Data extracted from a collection
Start of Block

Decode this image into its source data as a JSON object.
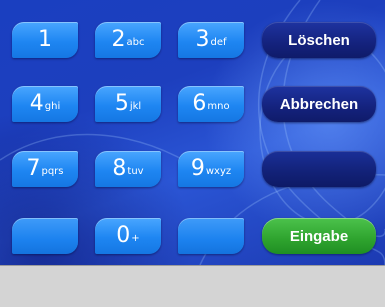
{
  "keypad": {
    "keys": {
      "k1": {
        "digit": "1",
        "letters": ""
      },
      "k2": {
        "digit": "2",
        "letters": "abc"
      },
      "k3": {
        "digit": "3",
        "letters": "def"
      },
      "k4": {
        "digit": "4",
        "letters": "ghi"
      },
      "k5": {
        "digit": "5",
        "letters": "jkl"
      },
      "k6": {
        "digit": "6",
        "letters": "mno"
      },
      "k7": {
        "digit": "7",
        "letters": "pqrs"
      },
      "k8": {
        "digit": "8",
        "letters": "tuv"
      },
      "k9": {
        "digit": "9",
        "letters": "wxyz"
      },
      "k0": {
        "digit": "0",
        "letters": "+"
      }
    },
    "delete_label": "Löschen",
    "cancel_label": "Abbrechen",
    "enter_label": "Eingabe"
  },
  "colors": {
    "background": "#1d3fbe",
    "digit_key": "#1e86f2",
    "function_key": "#14227d",
    "enter_key": "#2ea32e",
    "bottom_bar": "#d4d4d4"
  }
}
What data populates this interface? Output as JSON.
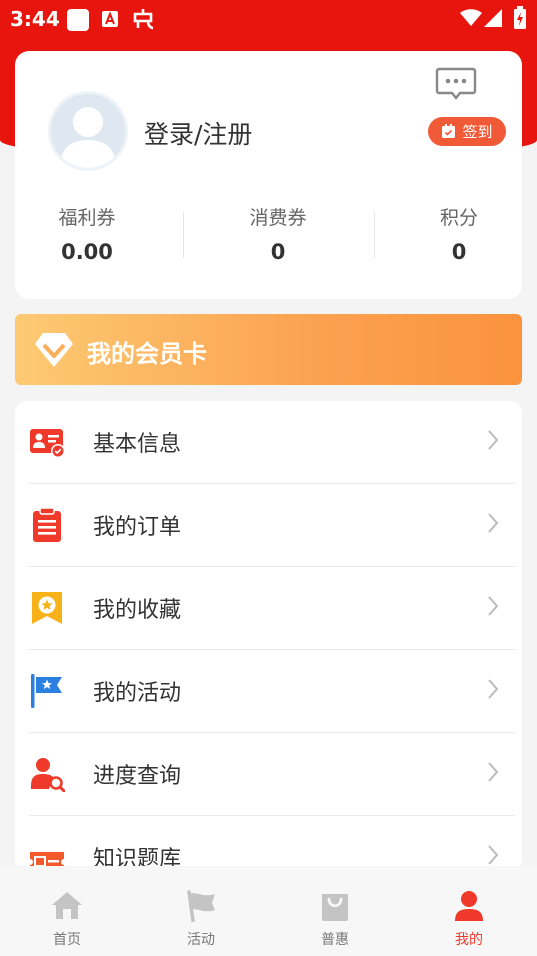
{
  "status_bar": {
    "time": "3:44"
  },
  "profile": {
    "login_label": "登录/注册",
    "signin_label": "签到",
    "stats": [
      {
        "label": "福利券",
        "value": "0.00"
      },
      {
        "label": "消费券",
        "value": "0"
      },
      {
        "label": "积分",
        "value": "0"
      }
    ]
  },
  "member_card": {
    "title": "我的会员卡"
  },
  "menu": {
    "items": [
      {
        "label": "基本信息",
        "icon": "id-card-icon"
      },
      {
        "label": "我的订单",
        "icon": "clipboard-icon"
      },
      {
        "label": "我的收藏",
        "icon": "bookmark-star-icon"
      },
      {
        "label": "我的活动",
        "icon": "flag-icon"
      },
      {
        "label": "进度查询",
        "icon": "user-search-icon"
      },
      {
        "label": "知识题库",
        "icon": "ticket-icon"
      }
    ]
  },
  "tabbar": {
    "tabs": [
      {
        "label": "首页",
        "icon": "home-icon"
      },
      {
        "label": "活动",
        "icon": "flag-icon"
      },
      {
        "label": "普惠",
        "icon": "shopping-bag-icon"
      },
      {
        "label": "我的",
        "icon": "person-icon",
        "active": true
      }
    ]
  },
  "colors": {
    "brand_red": "#e8150e",
    "accent_orange": "#f15a37",
    "active_tab": "#ef3a2b"
  }
}
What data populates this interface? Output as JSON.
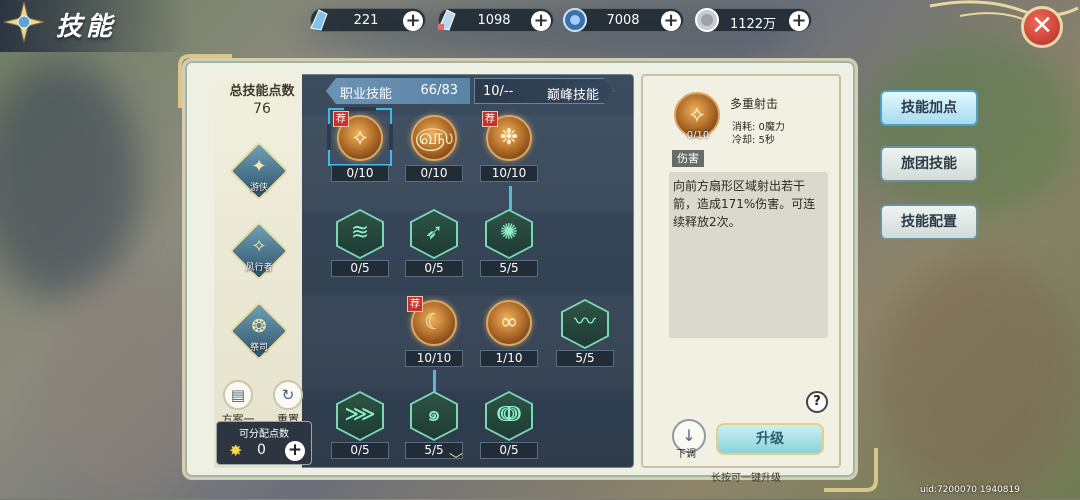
{
  "header": {
    "title": "技能",
    "resources": [
      {
        "icon": "blue-crystal-icon",
        "value": "221"
      },
      {
        "icon": "crystal-pen-icon",
        "value": "1098"
      },
      {
        "icon": "blue-badge-icon",
        "value": "7008"
      },
      {
        "icon": "silver-coin-icon",
        "value": "1122万"
      }
    ],
    "plus_label": "+",
    "close_label": "✕"
  },
  "left": {
    "total_label": "总技能点数",
    "total_value": "76",
    "classes": [
      {
        "label": "游侠",
        "icon": "ranger-class-icon"
      },
      {
        "label": "风行者",
        "icon": "windrunner-class-icon"
      },
      {
        "label": "祭司",
        "icon": "priest-class-icon"
      }
    ],
    "tools": [
      {
        "label": "方案一",
        "icon": "clipboard-icon"
      },
      {
        "label": "重置",
        "icon": "reset-icon"
      }
    ],
    "alloc_label": "可分配点数",
    "alloc_value": "0"
  },
  "tabs": {
    "job_label": "职业技能",
    "job_points": "66/83",
    "peak_points": "10/--",
    "peak_label": "巅峰技能"
  },
  "skills": [
    {
      "count": "0/10",
      "badge": "荐",
      "shape": "orb"
    },
    {
      "count": "0/10",
      "badge": "",
      "shape": "orb"
    },
    {
      "count": "10/10",
      "badge": "荐",
      "shape": "orb"
    },
    {
      "count": "0/5",
      "badge": "",
      "shape": "hex"
    },
    {
      "count": "0/5",
      "badge": "",
      "shape": "hex"
    },
    {
      "count": "5/5",
      "badge": "",
      "shape": "hex"
    },
    {
      "count": "10/10",
      "badge": "荐",
      "shape": "orb"
    },
    {
      "count": "1/10",
      "badge": "",
      "shape": "orb"
    },
    {
      "count": "5/5",
      "badge": "",
      "shape": "hex"
    },
    {
      "count": "0/5",
      "badge": "",
      "shape": "hex"
    },
    {
      "count": "5/5",
      "badge": "",
      "shape": "hex"
    },
    {
      "count": "0/5",
      "badge": "",
      "shape": "hex"
    }
  ],
  "detail": {
    "name": "多重射击",
    "level": "0/10",
    "cost_label": "消耗: 0魔力",
    "cooldown_label": "冷却: 5秒",
    "tag": "伤害",
    "description": "向前方扇形区域射出若干箭，造成171%伤害。可连续释放2次。",
    "help": "?",
    "down_label": "下调",
    "upgrade_label": "升级",
    "hint": "长按可一键升级"
  },
  "side_buttons": [
    {
      "label": "技能加点",
      "active": true
    },
    {
      "label": "旅团技能",
      "active": false
    },
    {
      "label": "技能配置",
      "active": false
    }
  ],
  "uid": "uid:7200070 1940819"
}
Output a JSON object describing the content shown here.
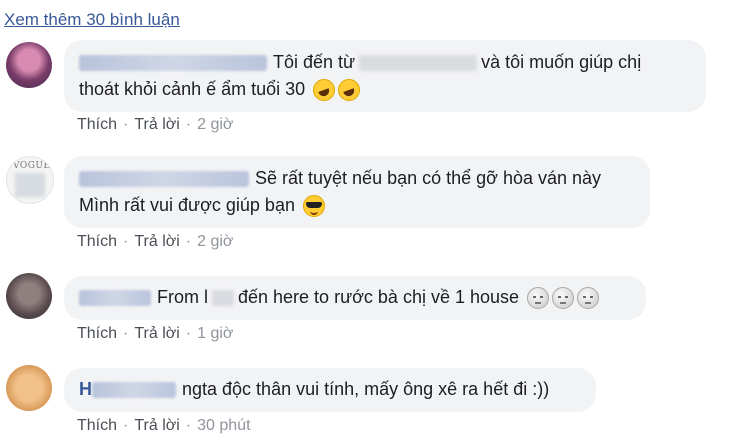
{
  "more_comments": "Xem thêm 30 bình luận",
  "comments": [
    {
      "text_before": "Tôi đến từ",
      "text_after": "và tôi muốn giúp chị",
      "line2": "thoát khỏi cảnh ế ẩm tuổi 30",
      "emoji": "rolling-on-floor-laughing-icon",
      "actions": {
        "like": "Thích",
        "reply": "Trả lời",
        "time": "2 giờ"
      }
    },
    {
      "text": "Sẽ rất tuyệt nếu bạn có thể gỡ hòa ván này",
      "line2": "Mình rất vui được giúp bạn",
      "emoji": "sunglasses-face-icon",
      "actions": {
        "like": "Thích",
        "reply": "Trả lời",
        "time": "2 giờ"
      }
    },
    {
      "text_before": "From l",
      "text_after": "đến here to rước bà chị về 1 house",
      "emoji": "moon-face-icon",
      "actions": {
        "like": "Thích",
        "reply": "Trả lời",
        "time": "1 giờ"
      }
    },
    {
      "name_initial": "H",
      "text": "ngta độc thân vui tính, mấy ông xê ra hết đi :))",
      "actions": {
        "like": "Thích",
        "reply": "Trả lời",
        "time": "30 phút"
      }
    }
  ],
  "avatar_text": {
    "vogue": "VOGUE"
  },
  "colors": {
    "link": "#385898",
    "bubble": "#f2f3f5",
    "meta": "#90949c"
  }
}
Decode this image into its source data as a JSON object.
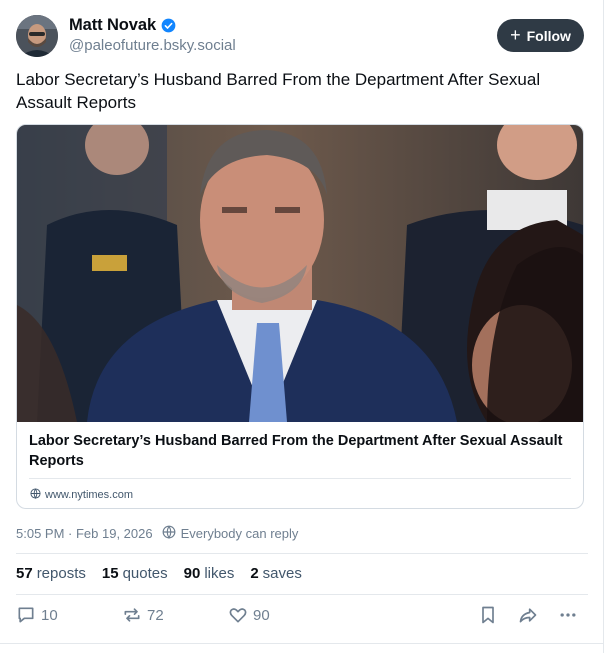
{
  "author": {
    "display_name": "Matt Novak",
    "handle": "@paleofuture.bsky.social",
    "verified_icon": "verified-check-icon",
    "accent_color": "#1185fe"
  },
  "follow_button": {
    "icon": "plus-icon",
    "label": "Follow"
  },
  "post": {
    "text": "Labor Secretary’s Husband Barred From the Department After Sexual Assault Reports"
  },
  "link_card": {
    "title": "Labor Secretary’s Husband Barred From the Department After Sexual Assault Reports",
    "domain": "www.nytimes.com",
    "domain_icon": "globe-icon"
  },
  "meta": {
    "timestamp": "5:05 PM · Feb 19, 2026",
    "reply_setting": "Everybody can reply",
    "reply_icon": "globe-icon"
  },
  "stats": {
    "reposts_count": "57",
    "reposts_label": "reposts",
    "quotes_count": "15",
    "quotes_label": "quotes",
    "likes_count": "90",
    "likes_label": "likes",
    "saves_count": "2",
    "saves_label": "saves"
  },
  "actions": {
    "reply_count": "10",
    "repost_count": "72",
    "like_count": "90",
    "icons": [
      "reply-icon",
      "repost-icon",
      "heart-icon",
      "bookmark-icon",
      "share-icon",
      "more-icon"
    ]
  },
  "colors": {
    "text_primary": "#0b0f14",
    "text_secondary": "#6f7f90",
    "follow_bg": "#2f3a45",
    "border": "#e4e8ec"
  }
}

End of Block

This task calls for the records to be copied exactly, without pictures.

Decode this image into its source data as a JSON object.
{
  "keypad": {
    "keys": {
      "k1": {
        "digit": "1",
        "letters": ""
      },
      "k2": {
        "digit": "2",
        "letters": "abc"
      },
      "k3": {
        "digit": "3",
        "letters": "def"
      },
      "k4": {
        "digit": "4",
        "letters": "ghi"
      },
      "k5": {
        "digit": "5",
        "letters": "jkl"
      },
      "k6": {
        "digit": "6",
        "letters": "mno"
      },
      "k7": {
        "digit": "7",
        "letters": "pqrs"
      },
      "k8": {
        "digit": "8",
        "letters": "tuv"
      },
      "k9": {
        "digit": "9",
        "letters": "wxyz"
      },
      "k0": {
        "digit": "0",
        "letters": "+"
      }
    },
    "delete_label": "Löschen",
    "cancel_label": "Abbrechen",
    "enter_label": "Eingabe"
  },
  "colors": {
    "background": "#1d3fbe",
    "digit_key": "#1e86f2",
    "function_key": "#14227d",
    "enter_key": "#2ea32e",
    "bottom_bar": "#d4d4d4"
  }
}
What data populates this interface? Output as JSON.
{
  "status_bar": {
    "time": "3:44"
  },
  "profile": {
    "login_label": "登录/注册",
    "signin_label": "签到",
    "stats": [
      {
        "label": "福利券",
        "value": "0.00"
      },
      {
        "label": "消费券",
        "value": "0"
      },
      {
        "label": "积分",
        "value": "0"
      }
    ]
  },
  "member_card": {
    "title": "我的会员卡"
  },
  "menu": {
    "items": [
      {
        "label": "基本信息",
        "icon": "id-card-icon"
      },
      {
        "label": "我的订单",
        "icon": "clipboard-icon"
      },
      {
        "label": "我的收藏",
        "icon": "bookmark-star-icon"
      },
      {
        "label": "我的活动",
        "icon": "flag-icon"
      },
      {
        "label": "进度查询",
        "icon": "user-search-icon"
      },
      {
        "label": "知识题库",
        "icon": "ticket-icon"
      }
    ]
  },
  "tabbar": {
    "tabs": [
      {
        "label": "首页",
        "icon": "home-icon"
      },
      {
        "label": "活动",
        "icon": "flag-icon"
      },
      {
        "label": "普惠",
        "icon": "shopping-bag-icon"
      },
      {
        "label": "我的",
        "icon": "person-icon",
        "active": true
      }
    ]
  },
  "colors": {
    "brand_red": "#e8150e",
    "accent_orange": "#f15a37",
    "active_tab": "#ef3a2b"
  }
}
What data populates this interface? Output as JSON.
{
  "header": {
    "title": "技能",
    "resources": [
      {
        "icon": "blue-crystal-icon",
        "value": "221"
      },
      {
        "icon": "crystal-pen-icon",
        "value": "1098"
      },
      {
        "icon": "blue-badge-icon",
        "value": "7008"
      },
      {
        "icon": "silver-coin-icon",
        "value": "1122万"
      }
    ],
    "plus_label": "+",
    "close_label": "✕"
  },
  "left": {
    "total_label": "总技能点数",
    "total_value": "76",
    "classes": [
      {
        "label": "游侠",
        "icon": "ranger-class-icon"
      },
      {
        "label": "风行者",
        "icon": "windrunner-class-icon"
      },
      {
        "label": "祭司",
        "icon": "priest-class-icon"
      }
    ],
    "tools": [
      {
        "label": "方案一",
        "icon": "clipboard-icon"
      },
      {
        "label": "重置",
        "icon": "reset-icon"
      }
    ],
    "alloc_label": "可分配点数",
    "alloc_value": "0"
  },
  "tabs": {
    "job_label": "职业技能",
    "job_points": "66/83",
    "peak_points": "10/--",
    "peak_label": "巅峰技能"
  },
  "skills": [
    {
      "count": "0/10",
      "badge": "荐",
      "shape": "orb"
    },
    {
      "count": "0/10",
      "badge": "",
      "shape": "orb"
    },
    {
      "count": "10/10",
      "badge": "荐",
      "shape": "orb"
    },
    {
      "count": "0/5",
      "badge": "",
      "shape": "hex"
    },
    {
      "count": "0/5",
      "badge": "",
      "shape": "hex"
    },
    {
      "count": "5/5",
      "badge": "",
      "shape": "hex"
    },
    {
      "count": "10/10",
      "badge": "荐",
      "shape": "orb"
    },
    {
      "count": "1/10",
      "badge": "",
      "shape": "orb"
    },
    {
      "count": "5/5",
      "badge": "",
      "shape": "hex"
    },
    {
      "count": "0/5",
      "badge": "",
      "shape": "hex"
    },
    {
      "count": "5/5",
      "badge": "",
      "shape": "hex"
    },
    {
      "count": "0/5",
      "badge": "",
      "shape": "hex"
    }
  ],
  "detail": {
    "name": "多重射击",
    "level": "0/10",
    "cost_label": "消耗: 0魔力",
    "cooldown_label": "冷却: 5秒",
    "tag": "伤害",
    "description": "向前方扇形区域射出若干箭，造成171%伤害。可连续释放2次。",
    "help": "?",
    "down_label": "下调",
    "upgrade_label": "升级",
    "hint": "长按可一键升级"
  },
  "side_buttons": [
    {
      "label": "技能加点",
      "active": true
    },
    {
      "label": "旅团技能",
      "active": false
    },
    {
      "label": "技能配置",
      "active": false
    }
  ],
  "uid": "uid:7200070 1940819"
}
Output a JSON object describing the content shown here.
{
  "more_comments": "Xem thêm 30 bình luận",
  "comments": [
    {
      "text_before": "Tôi đến từ",
      "text_after": "và tôi muốn giúp chị",
      "line2": "thoát khỏi cảnh ế ẩm tuổi 30",
      "emoji": "rolling-on-floor-laughing-icon",
      "actions": {
        "like": "Thích",
        "reply": "Trả lời",
        "time": "2 giờ"
      }
    },
    {
      "text": "Sẽ rất tuyệt nếu bạn có thể gỡ hòa ván này",
      "line2": "Mình rất vui được giúp bạn",
      "emoji": "sunglasses-face-icon",
      "actions": {
        "like": "Thích",
        "reply": "Trả lời",
        "time": "2 giờ"
      }
    },
    {
      "text_before": "From l",
      "text_after": "đến here to rước bà chị về 1 house",
      "emoji": "moon-face-icon",
      "actions": {
        "like": "Thích",
        "reply": "Trả lời",
        "time": "1 giờ"
      }
    },
    {
      "name_initial": "H",
      "text": "ngta độc thân vui tính, mấy ông xê ra hết đi :))",
      "actions": {
        "like": "Thích",
        "reply": "Trả lời",
        "time": "30 phút"
      }
    }
  ],
  "avatar_text": {
    "vogue": "VOGUE"
  },
  "colors": {
    "link": "#385898",
    "bubble": "#f2f3f5",
    "meta": "#90949c"
  }
}
Decode this image into its source data as a JSON object.
{
  "author": {
    "display_name": "Matt Novak",
    "handle": "@paleofuture.bsky.social",
    "verified_icon": "verified-check-icon",
    "accent_color": "#1185fe"
  },
  "follow_button": {
    "icon": "plus-icon",
    "label": "Follow"
  },
  "post": {
    "text": "Labor Secretary’s Husband Barred From the Department After Sexual Assault Reports"
  },
  "link_card": {
    "title": "Labor Secretary’s Husband Barred From the Department After Sexual Assault Reports",
    "domain": "www.nytimes.com",
    "domain_icon": "globe-icon"
  },
  "meta": {
    "timestamp": "5:05 PM · Feb 19, 2026",
    "reply_setting": "Everybody can reply",
    "reply_icon": "globe-icon"
  },
  "stats": {
    "reposts_count": "57",
    "reposts_label": "reposts",
    "quotes_count": "15",
    "quotes_label": "quotes",
    "likes_count": "90",
    "likes_label": "likes",
    "saves_count": "2",
    "saves_label": "saves"
  },
  "actions": {
    "reply_count": "10",
    "repost_count": "72",
    "like_count": "90",
    "icons": [
      "reply-icon",
      "repost-icon",
      "heart-icon",
      "bookmark-icon",
      "share-icon",
      "more-icon"
    ]
  },
  "colors": {
    "text_primary": "#0b0f14",
    "text_secondary": "#6f7f90",
    "follow_bg": "#2f3a45",
    "border": "#e4e8ec"
  }
}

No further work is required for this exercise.